* Recorded data *
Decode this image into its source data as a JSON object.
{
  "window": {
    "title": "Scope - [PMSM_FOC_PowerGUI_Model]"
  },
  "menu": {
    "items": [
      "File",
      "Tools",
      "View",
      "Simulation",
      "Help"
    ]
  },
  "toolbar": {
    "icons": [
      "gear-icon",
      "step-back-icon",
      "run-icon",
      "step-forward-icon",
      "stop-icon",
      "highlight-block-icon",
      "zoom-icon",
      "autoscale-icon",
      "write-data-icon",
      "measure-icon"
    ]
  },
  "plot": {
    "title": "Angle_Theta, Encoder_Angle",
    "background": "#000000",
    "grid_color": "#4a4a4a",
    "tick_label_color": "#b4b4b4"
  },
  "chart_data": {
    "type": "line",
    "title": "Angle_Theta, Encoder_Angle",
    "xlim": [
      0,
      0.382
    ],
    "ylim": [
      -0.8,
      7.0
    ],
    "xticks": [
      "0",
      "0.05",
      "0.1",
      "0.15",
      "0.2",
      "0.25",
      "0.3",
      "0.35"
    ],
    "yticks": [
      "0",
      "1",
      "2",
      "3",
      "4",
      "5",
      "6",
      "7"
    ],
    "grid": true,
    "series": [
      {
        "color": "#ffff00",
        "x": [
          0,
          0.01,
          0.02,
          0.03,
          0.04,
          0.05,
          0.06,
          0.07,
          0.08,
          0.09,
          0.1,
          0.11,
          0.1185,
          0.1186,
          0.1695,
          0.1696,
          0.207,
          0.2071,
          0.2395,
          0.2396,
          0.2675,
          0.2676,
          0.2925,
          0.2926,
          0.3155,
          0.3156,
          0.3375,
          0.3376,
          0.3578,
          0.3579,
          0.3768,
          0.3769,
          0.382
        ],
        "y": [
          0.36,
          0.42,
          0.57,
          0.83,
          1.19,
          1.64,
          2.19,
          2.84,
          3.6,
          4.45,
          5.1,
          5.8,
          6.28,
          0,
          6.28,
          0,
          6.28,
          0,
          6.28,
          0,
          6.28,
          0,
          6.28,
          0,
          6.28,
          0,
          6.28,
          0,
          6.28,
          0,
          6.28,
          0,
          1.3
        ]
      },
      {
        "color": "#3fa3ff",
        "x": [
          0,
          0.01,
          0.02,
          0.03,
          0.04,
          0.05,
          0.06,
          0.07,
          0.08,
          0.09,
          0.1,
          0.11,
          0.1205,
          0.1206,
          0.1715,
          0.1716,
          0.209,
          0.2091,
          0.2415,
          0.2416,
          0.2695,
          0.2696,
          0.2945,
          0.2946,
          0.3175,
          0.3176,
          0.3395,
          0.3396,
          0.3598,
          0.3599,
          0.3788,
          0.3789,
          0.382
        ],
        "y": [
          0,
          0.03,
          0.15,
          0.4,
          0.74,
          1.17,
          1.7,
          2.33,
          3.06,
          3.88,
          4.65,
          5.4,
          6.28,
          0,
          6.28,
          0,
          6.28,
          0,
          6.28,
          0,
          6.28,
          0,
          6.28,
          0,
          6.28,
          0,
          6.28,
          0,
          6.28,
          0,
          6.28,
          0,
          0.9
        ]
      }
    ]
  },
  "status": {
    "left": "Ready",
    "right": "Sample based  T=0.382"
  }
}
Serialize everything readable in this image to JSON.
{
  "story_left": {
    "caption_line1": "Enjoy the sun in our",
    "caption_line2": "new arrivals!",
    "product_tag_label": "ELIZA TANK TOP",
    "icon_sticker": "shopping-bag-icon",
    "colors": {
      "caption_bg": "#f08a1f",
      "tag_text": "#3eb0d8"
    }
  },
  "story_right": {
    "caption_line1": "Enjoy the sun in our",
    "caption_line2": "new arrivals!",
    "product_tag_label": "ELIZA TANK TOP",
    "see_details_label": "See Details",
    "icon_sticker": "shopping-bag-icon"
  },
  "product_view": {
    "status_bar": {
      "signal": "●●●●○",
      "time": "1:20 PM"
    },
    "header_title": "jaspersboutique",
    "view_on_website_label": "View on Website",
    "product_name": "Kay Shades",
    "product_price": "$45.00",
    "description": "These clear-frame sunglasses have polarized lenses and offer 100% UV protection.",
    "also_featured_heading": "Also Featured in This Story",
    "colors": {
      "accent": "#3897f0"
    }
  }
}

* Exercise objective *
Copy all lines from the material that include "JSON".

* Result of this task *
Decode this image into its source data as a JSON object.
Serialize everything readable in this image to JSON.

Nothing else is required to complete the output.